But it’s not just headphones that are causing hearing problems: About 40 percent of people aged 12 to 35 are “exposed to potentially damaging levels of sound at nightclubs, bars, and sporting events.”

WHO says volumes above 85 decibels for eight hours or 100 decibels for 15 minutes are unsafe.

The Geneva-based agency recommends that young people take listening breaks, use apps to limit the volume on their smartphone and consider using personal audio players for no more than one hour a day.

The WHO has a few suggestions for safe listening times, per the BBC:

85 dB: The level of noise inside of a car – 8 hours
90 dB: Noise of a lawn mower – two hours and 30 minutes
95 dB: The sound of an average motorcycle – about 47 minutes
100 dB: The sound of a car horn or an underground train – about 15 minutes
105 dB: Mp3 player at full volume – four minutes
115 dB: A loud rock concert – 28 seconds
120 dB: A vuvuzela or sirens – about nine seconds

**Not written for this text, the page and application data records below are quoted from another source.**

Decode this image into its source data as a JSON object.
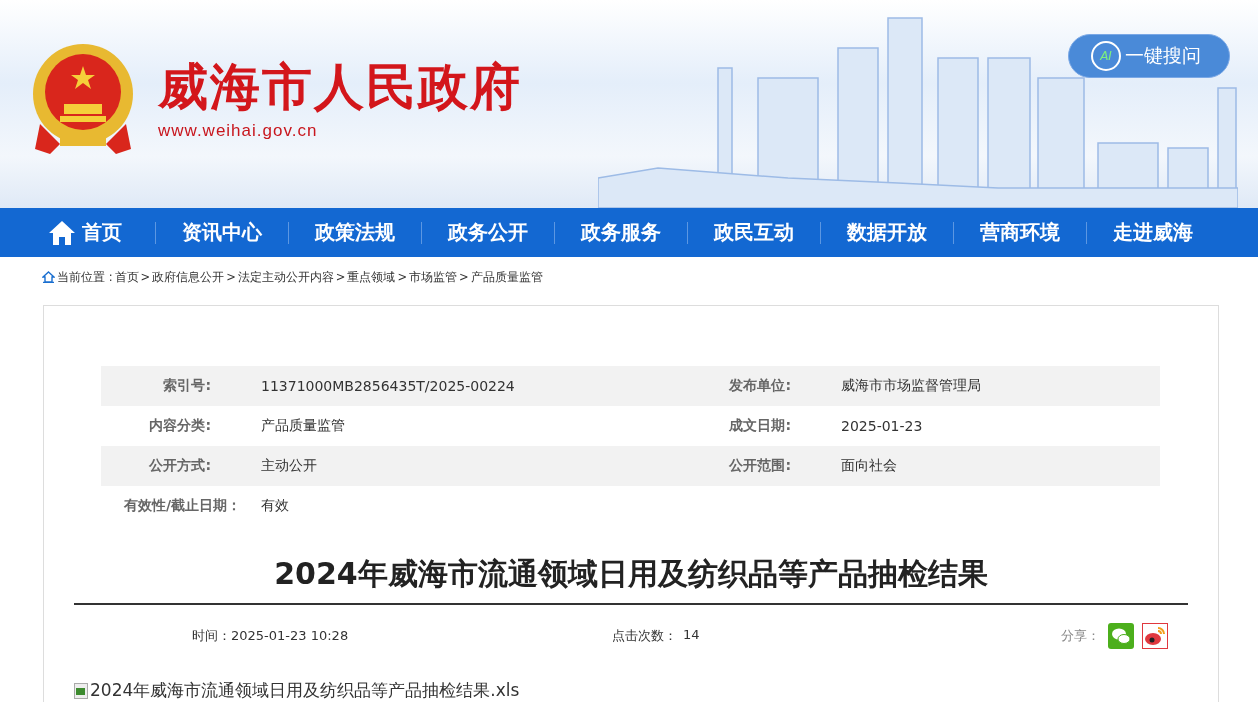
{
  "header": {
    "title": "威海市人民政府",
    "url": "www.weihai.gov.cn",
    "ai_search": {
      "badge": "AI",
      "label": "一键搜问"
    }
  },
  "nav": [
    {
      "label": "首页",
      "kind": "home"
    },
    {
      "label": "资讯中心",
      "kind": "plain"
    },
    {
      "label": "政策法规",
      "kind": "plain"
    },
    {
      "label": "政务公开",
      "kind": "plain"
    },
    {
      "label": "政务服务",
      "kind": "plain"
    },
    {
      "label": "政民互动",
      "kind": "plain"
    },
    {
      "label": "数据开放",
      "kind": "plain"
    },
    {
      "label": "营商环境",
      "kind": "plain"
    },
    {
      "label": "走进威海",
      "kind": "plain"
    }
  ],
  "breadcrumb": {
    "label": "当前位置 :",
    "items": [
      "首页",
      "政府信息公开",
      "法定主动公开内容",
      "重点领域",
      "市场监管",
      "产品质量监管"
    ],
    "separator": ">"
  },
  "meta": [
    {
      "fields": [
        {
          "label": "索引号:",
          "value": "11371000MB2856435T/2025-00224"
        },
        {
          "label": "发布单位:",
          "value": "威海市市场监督管理局"
        }
      ]
    },
    {
      "fields": [
        {
          "label": "内容分类:",
          "value": "产品质量监管"
        },
        {
          "label": "成文日期:",
          "value": "2025-01-23"
        }
      ]
    },
    {
      "fields": [
        {
          "label": "公开方式:",
          "value": "主动公开"
        },
        {
          "label": "公开范围:",
          "value": "面向社会"
        }
      ]
    },
    {
      "fields": [
        {
          "label": "有效性/截止日期：",
          "value": "有效"
        }
      ]
    }
  ],
  "article": {
    "title": "2024年威海市流通领域日用及纺织品等产品抽检结果",
    "time": "时间：2025-01-23 10:28",
    "clicks_label": "点击次数：",
    "clicks": "14",
    "share_label": "分享：",
    "attachment": "2024年威海市流通领域日用及纺织品等产品抽检结果.xls"
  }
}
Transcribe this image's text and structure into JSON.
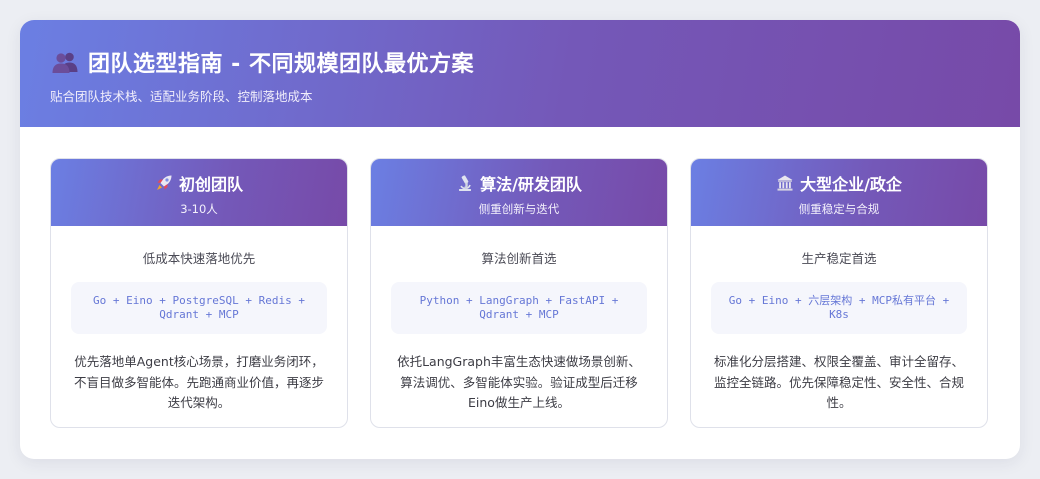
{
  "header": {
    "icon": "people-icon",
    "title": "团队选型指南 - 不同规模团队最优方案",
    "subtitle": "贴合团队技术栈、适配业务阶段、控制落地成本"
  },
  "cards": [
    {
      "icon": "rocket-icon",
      "title": "初创团队",
      "subtitle": "3-10人",
      "tagline": "低成本快速落地优先",
      "stack": "Go + Eino + PostgreSQL + Redis + Qdrant + MCP",
      "description": "优先落地单Agent核心场景，打磨业务闭环，不盲目做多智能体。先跑通商业价值，再逐步迭代架构。"
    },
    {
      "icon": "microscope-icon",
      "title": "算法/研发团队",
      "subtitle": "侧重创新与迭代",
      "tagline": "算法创新首选",
      "stack": "Python + LangGraph + FastAPI + Qdrant + MCP",
      "description": "依托LangGraph丰富生态快速做场景创新、算法调优、多智能体实验。验证成型后迁移Eino做生产上线。"
    },
    {
      "icon": "classical-building-icon",
      "title": "大型企业/政企",
      "subtitle": "侧重稳定与合规",
      "tagline": "生产稳定首选",
      "stack": "Go + Eino + 六层架构 + MCP私有平台 + K8s",
      "description": "标准化分层搭建、权限全覆盖、审计全留存、监控全链路。优先保障稳定性、安全性、合规性。"
    }
  ],
  "colors": {
    "gradient_start": "#6b7fe3",
    "gradient_end": "#774aa8",
    "stack_text": "#6677d6",
    "stack_bg": "#f5f6fc"
  }
}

WHO recommends keeping the volume on listening devices to about 60 percent.

At noisy venues like rock concerts, WHO says that ear plugs should be worn and advises for “listening breaks.”

“We do realise this is a bit of a struggle, like alcohol consumption, so many risk factors linked to pleasure are not easy to change, but we have to make people aware,” Dr. Etienne Krug, the WHO director for injury prevention, told the BB.

According to the American Speech-Language-Hearing Association, “Very loud noise can cause permanent hearing loss. This is called noise-induced hearing loss. Listening to loud noise for long periods of time can damage the hair cells in the inner ear. Noise-induced hearing loss usually develops gradually and painlessly. A single exposure to an extremely loud sound such as an explosion can cause a sudden loss of hearing. This is called acoustic trauma.”

In a report three years ago, the Association issued a warning for parents to protect their kids’ hearing.

“Children are using media for hours daily, studies and surveys repeatedly report, and kids who don’t know how to use personal audio technology safely may harm their hearing,” the report said.

The Associated Press contributed to this report.

RECOMMENDED